After a long night sponging the sweat off her patient’s face, she felt her grip her brown spotted hand. “Ne t’inquiète pas…ça ne sera plus long ma fille, pousse fort une autre fois à la prochaine contraction.” * But then her weather-beaten face frowned…a tear rolled down her chin. The silence was deafening as she placed the white sweet smelling cloth over the young mother’s mouth while the father took the lid off the shoebox.
holding a shoebox
*translation: Not to worry,my child, it won’t be long now… push hard at the next contraction.
sage femme: midwife
This is one of many sad true stories my GrandMaman shared with us growing up. I can’t imagine the sorrow she carried with her mixed with joys…

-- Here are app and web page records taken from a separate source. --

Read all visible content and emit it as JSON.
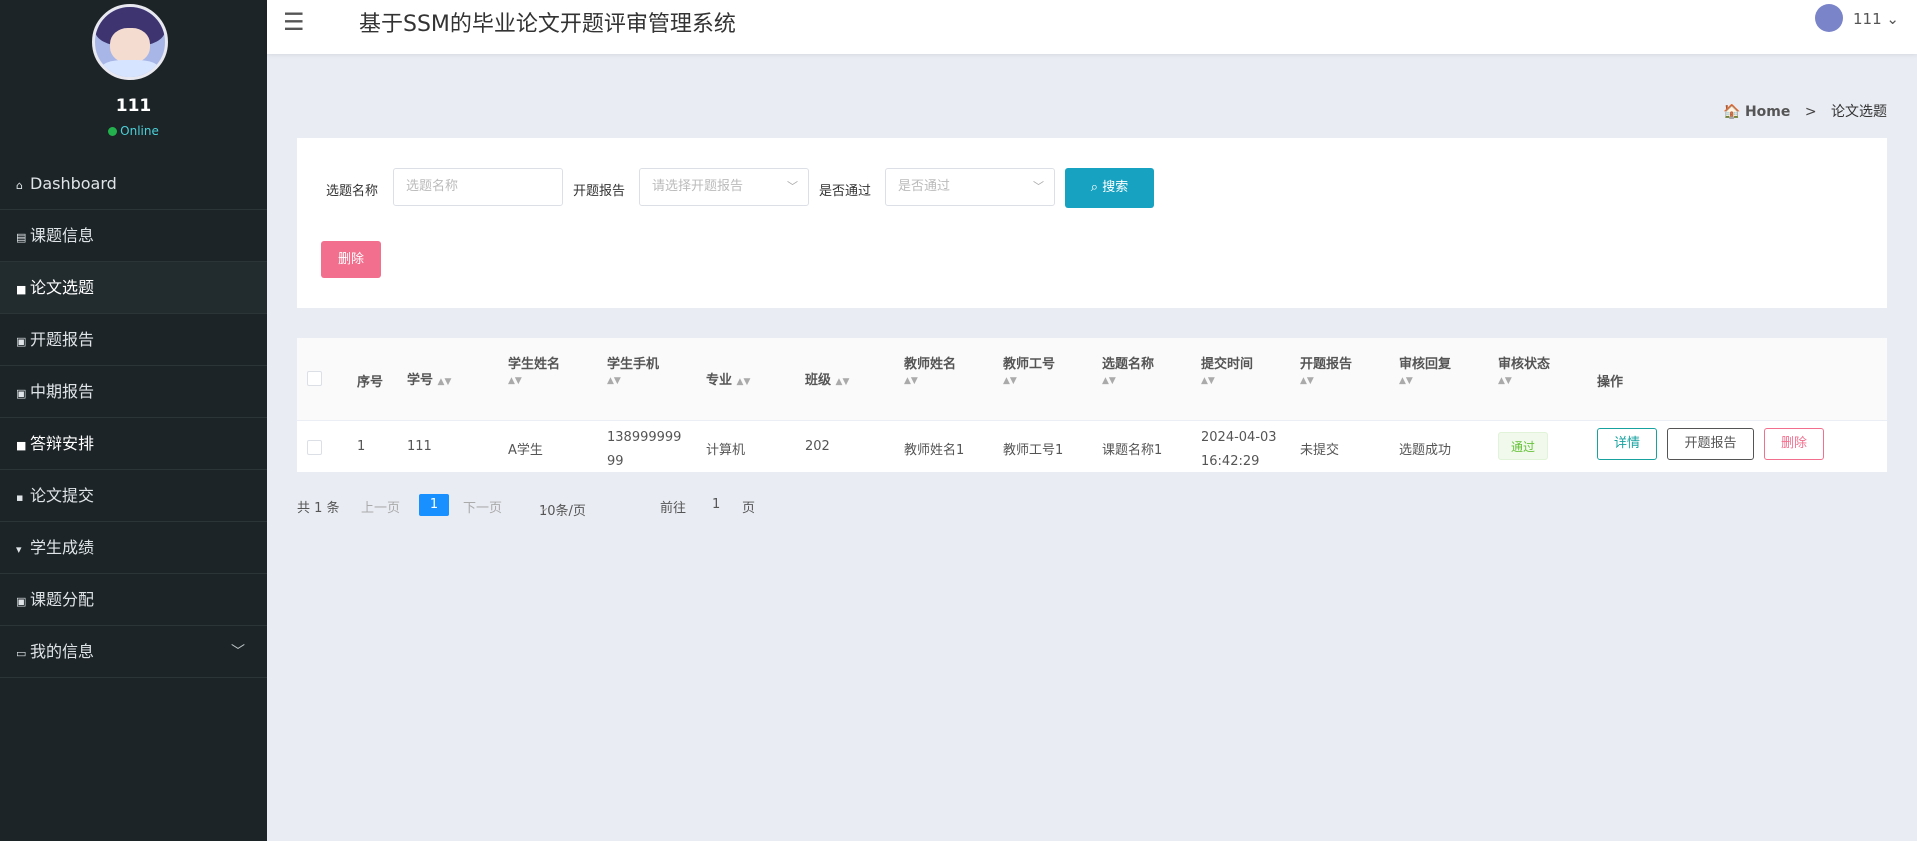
{
  "sidebar": {
    "user_name": "111",
    "status": "Online",
    "items": [
      {
        "icon": "home-icon",
        "label": "Dashboard"
      },
      {
        "icon": "notes-icon",
        "label": "课题信息"
      },
      {
        "icon": "briefcase-icon",
        "label": "论文选题"
      },
      {
        "icon": "clipboard-icon",
        "label": "开题报告"
      },
      {
        "icon": "clipboard-icon",
        "label": "中期报告"
      },
      {
        "icon": "chat-icon",
        "label": "答辩安排"
      },
      {
        "icon": "chat-icon",
        "label": "论文提交"
      },
      {
        "icon": "trophy-icon",
        "label": "学生成绩"
      },
      {
        "icon": "clipboard-icon",
        "label": "课题分配"
      },
      {
        "icon": "id-card-icon",
        "label": "我的信息"
      }
    ]
  },
  "header": {
    "title": "基于SSM的毕业论文开题评审管理系统",
    "user": "111"
  },
  "breadcrumb": {
    "home": "Home",
    "separator": ">",
    "current": "论文选题"
  },
  "search": {
    "topic_label": "选题名称",
    "topic_placeholder": "选题名称",
    "report_label": "开题报告",
    "report_placeholder": "请选择开题报告",
    "pass_label": "是否通过",
    "pass_placeholder": "是否通过",
    "search_button": "搜索",
    "delete_button": "删除"
  },
  "table": {
    "headers": [
      "序号",
      "学号",
      "学生姓名",
      "学生手机",
      "专业",
      "班级",
      "教师姓名",
      "教师工号",
      "选题名称",
      "提交时间",
      "开题报告",
      "审核回复",
      "审核状态",
      "操作"
    ],
    "rows": [
      {
        "index": "1",
        "student_no": "111",
        "student_name": "A学生",
        "phone_line1": "138999999",
        "phone_line2": "99",
        "major": "计算机",
        "class": "202",
        "teacher_name": "教师姓名1",
        "teacher_no": "教师工号1",
        "topic": "课题名称1",
        "time_line1": "2024-04-03",
        "time_line2": "16:42:29",
        "report": "未提交",
        "reply": "选题成功",
        "status": "通过",
        "actions": {
          "detail": "详情",
          "report": "开题报告",
          "delete": "删除"
        }
      }
    ]
  },
  "pagination": {
    "total": "共 1 条",
    "prev": "上一页",
    "current": "1",
    "next": "下一页",
    "page_size": "10条/页",
    "goto_label": "前往",
    "goto_value": "1",
    "page_unit": "页"
  }
}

Inspired by our host’s meme today “weather-beaten” at Carpe Diem Haiku Kai
Our host, Chèvrefeuille says: “This month our central theme is “on the trail with Basho”, because Basho was a traveling haiku poet as e.g. Santoka Taneda was in his time (1882-1940). This month we will (try) to follow Basho’s journeys through Japan. And this first haiku which I will share here is from one of his earlier haibun (or travel-journals), “The Records of a Weather-Exposed Skeleton” (Nozarashi Kiko) in which he describes his journey together with his disciple Chiri along the places described by Saigyo, Basho’s great role-model;”
wind pierces my body
to my heart
© Basho (Tr. Jane Reichhold)
Here is our host’s offering and he asks us to write with the Haiku Writing Technique baransu (in balance):
cold spring breeze
makes the cherry blossom shiver
one heartbeat long